• _YOUR TASK_: In the data below, which lines hold the word "System"? Copy them.

• _RECORDS SHOWN_:
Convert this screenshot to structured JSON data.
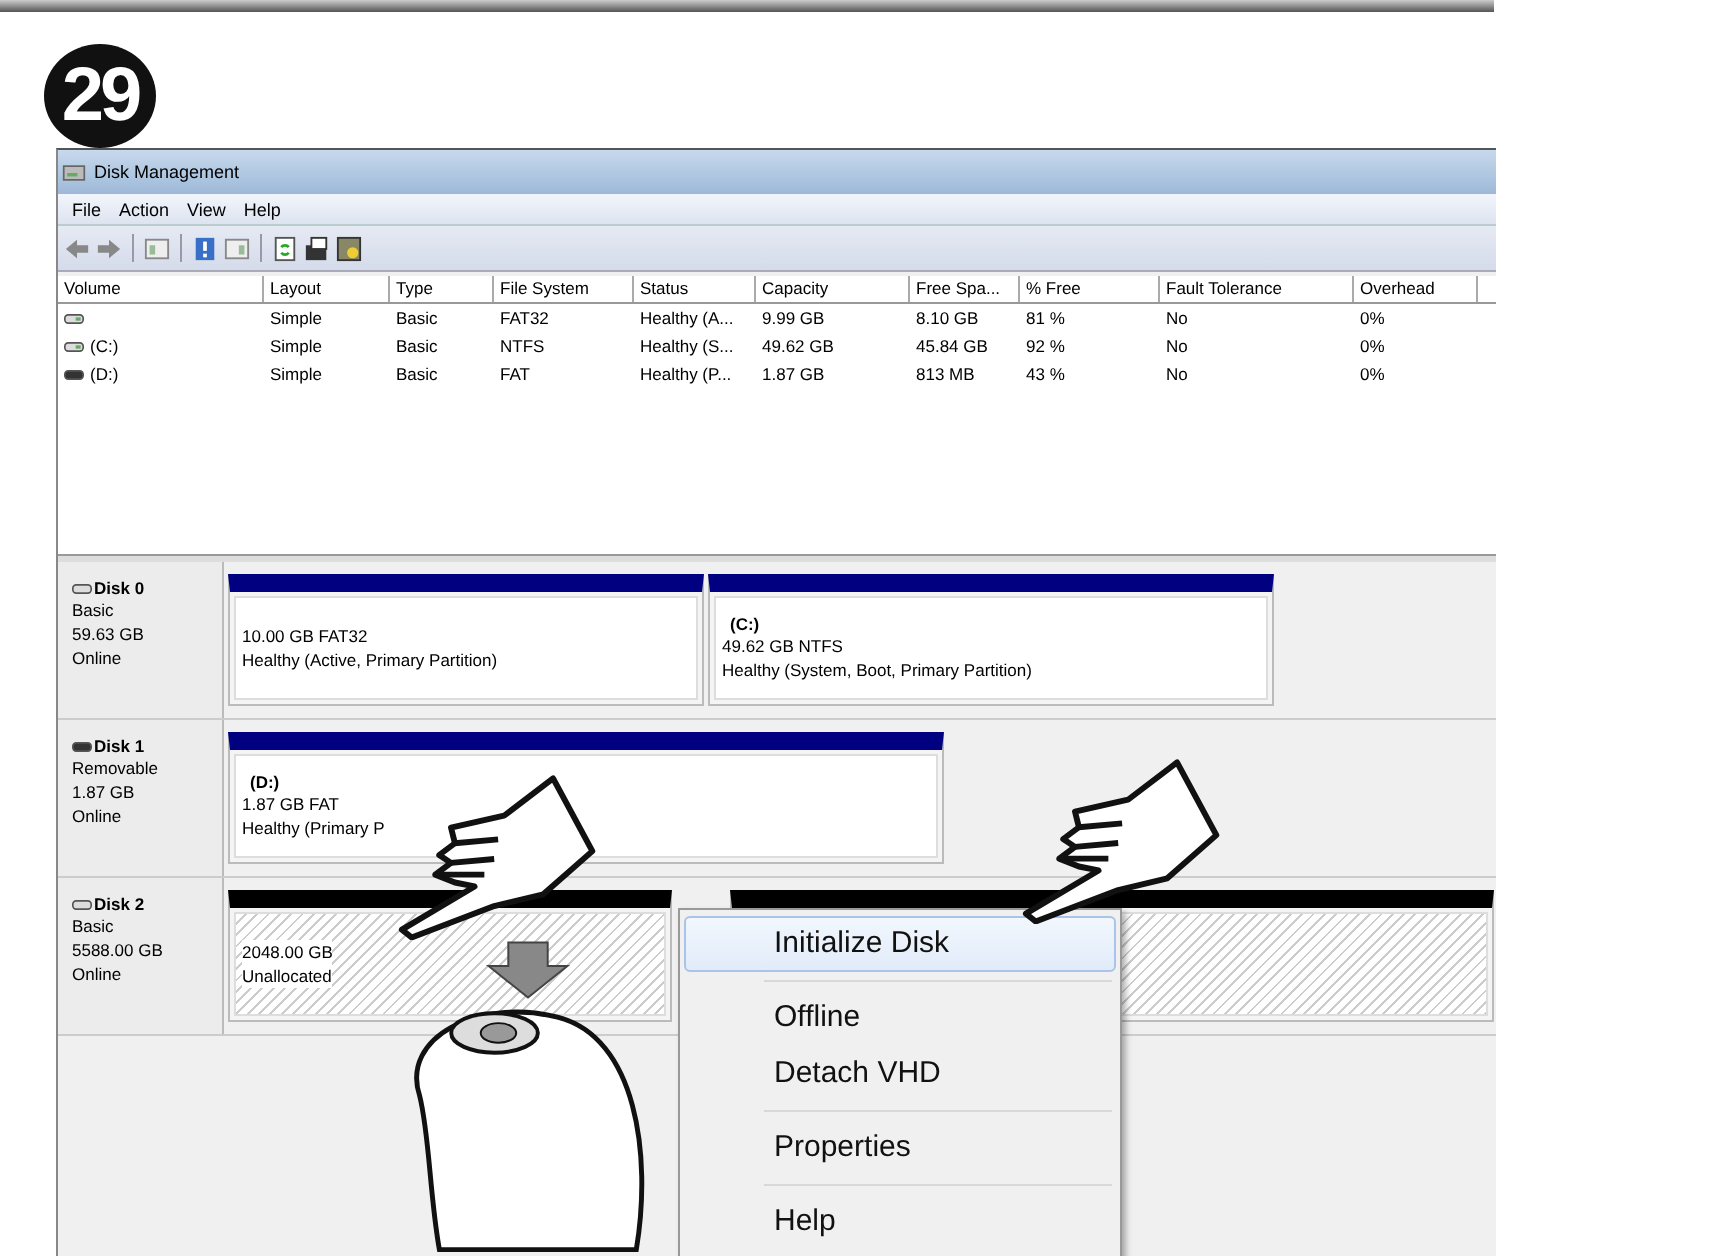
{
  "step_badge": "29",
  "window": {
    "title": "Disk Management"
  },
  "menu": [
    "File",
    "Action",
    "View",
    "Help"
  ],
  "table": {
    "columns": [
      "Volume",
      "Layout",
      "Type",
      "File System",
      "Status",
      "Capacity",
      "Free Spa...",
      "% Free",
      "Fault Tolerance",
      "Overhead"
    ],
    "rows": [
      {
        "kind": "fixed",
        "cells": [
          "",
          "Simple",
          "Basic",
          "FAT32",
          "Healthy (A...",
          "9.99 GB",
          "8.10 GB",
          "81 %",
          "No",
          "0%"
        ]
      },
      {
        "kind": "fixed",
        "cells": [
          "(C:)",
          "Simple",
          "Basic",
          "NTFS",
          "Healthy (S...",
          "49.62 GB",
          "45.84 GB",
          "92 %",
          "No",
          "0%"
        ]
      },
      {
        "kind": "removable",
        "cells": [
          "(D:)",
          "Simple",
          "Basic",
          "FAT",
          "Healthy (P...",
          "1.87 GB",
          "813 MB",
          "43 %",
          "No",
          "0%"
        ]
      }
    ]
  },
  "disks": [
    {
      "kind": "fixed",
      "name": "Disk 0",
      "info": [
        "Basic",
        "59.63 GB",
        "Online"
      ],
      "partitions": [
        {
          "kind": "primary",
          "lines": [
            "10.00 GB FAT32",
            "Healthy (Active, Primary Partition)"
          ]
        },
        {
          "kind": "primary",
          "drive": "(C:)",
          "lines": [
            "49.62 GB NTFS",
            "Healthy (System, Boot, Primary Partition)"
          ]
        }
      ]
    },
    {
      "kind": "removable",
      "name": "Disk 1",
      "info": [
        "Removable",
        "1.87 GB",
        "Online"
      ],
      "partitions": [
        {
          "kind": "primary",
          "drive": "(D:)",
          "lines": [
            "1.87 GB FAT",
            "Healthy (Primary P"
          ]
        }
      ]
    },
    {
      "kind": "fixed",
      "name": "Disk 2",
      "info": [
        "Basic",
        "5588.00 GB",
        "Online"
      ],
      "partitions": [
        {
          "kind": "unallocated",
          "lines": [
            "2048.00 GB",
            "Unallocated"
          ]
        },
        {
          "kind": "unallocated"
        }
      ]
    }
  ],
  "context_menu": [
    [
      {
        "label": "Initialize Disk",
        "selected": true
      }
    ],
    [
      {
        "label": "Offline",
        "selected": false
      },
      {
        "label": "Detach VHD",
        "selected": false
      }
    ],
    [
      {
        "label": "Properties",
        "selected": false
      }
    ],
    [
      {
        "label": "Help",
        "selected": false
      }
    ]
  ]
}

• _TASK ANSWER_:
      "File System",
            "Healthy (System, Boot, Primary Partition)"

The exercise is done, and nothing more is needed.